◆ Exercise directions:
Look through the data below and say how many of its lines contain "Доступ", adding nothing else.

◆ The data:
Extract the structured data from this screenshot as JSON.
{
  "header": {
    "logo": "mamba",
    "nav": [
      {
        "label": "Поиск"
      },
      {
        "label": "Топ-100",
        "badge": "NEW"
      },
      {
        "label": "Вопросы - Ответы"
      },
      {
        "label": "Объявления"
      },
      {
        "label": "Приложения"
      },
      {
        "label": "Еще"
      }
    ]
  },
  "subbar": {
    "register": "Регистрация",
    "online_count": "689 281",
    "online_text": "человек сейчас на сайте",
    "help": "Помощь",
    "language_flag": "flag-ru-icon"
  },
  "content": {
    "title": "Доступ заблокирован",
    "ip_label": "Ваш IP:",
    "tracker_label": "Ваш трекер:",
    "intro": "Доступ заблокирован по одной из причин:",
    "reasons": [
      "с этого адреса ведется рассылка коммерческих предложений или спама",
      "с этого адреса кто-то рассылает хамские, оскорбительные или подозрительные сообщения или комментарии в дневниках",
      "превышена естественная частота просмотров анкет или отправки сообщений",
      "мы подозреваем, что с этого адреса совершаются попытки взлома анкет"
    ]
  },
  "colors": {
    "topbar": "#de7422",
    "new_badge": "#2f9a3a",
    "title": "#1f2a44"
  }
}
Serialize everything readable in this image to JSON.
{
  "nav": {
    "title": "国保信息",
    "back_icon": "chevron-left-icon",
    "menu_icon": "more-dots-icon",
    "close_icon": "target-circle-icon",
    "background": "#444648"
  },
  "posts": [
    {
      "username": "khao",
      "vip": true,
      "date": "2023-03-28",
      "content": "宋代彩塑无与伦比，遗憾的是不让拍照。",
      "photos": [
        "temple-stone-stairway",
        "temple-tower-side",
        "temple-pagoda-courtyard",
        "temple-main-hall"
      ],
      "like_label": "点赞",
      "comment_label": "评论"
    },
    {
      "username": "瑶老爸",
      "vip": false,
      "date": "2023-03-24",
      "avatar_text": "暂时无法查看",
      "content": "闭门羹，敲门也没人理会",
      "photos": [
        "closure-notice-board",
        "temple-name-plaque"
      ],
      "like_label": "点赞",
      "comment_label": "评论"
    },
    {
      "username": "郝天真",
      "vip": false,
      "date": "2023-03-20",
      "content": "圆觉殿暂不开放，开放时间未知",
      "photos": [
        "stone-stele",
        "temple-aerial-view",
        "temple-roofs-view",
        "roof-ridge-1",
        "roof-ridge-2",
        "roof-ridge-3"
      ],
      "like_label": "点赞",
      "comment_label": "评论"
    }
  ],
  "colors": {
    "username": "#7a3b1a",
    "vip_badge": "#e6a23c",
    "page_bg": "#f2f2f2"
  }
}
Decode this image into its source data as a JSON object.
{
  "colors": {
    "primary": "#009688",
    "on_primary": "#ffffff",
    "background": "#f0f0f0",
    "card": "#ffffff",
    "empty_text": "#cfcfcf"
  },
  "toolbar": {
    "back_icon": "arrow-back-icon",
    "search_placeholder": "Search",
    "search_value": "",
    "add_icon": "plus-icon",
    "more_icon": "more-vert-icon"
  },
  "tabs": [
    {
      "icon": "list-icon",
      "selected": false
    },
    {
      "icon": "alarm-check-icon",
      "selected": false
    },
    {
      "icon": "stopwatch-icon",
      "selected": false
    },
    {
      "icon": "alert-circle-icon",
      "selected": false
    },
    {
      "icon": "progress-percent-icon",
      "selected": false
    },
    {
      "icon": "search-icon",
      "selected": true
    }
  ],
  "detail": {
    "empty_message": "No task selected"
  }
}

◆ Your response:
2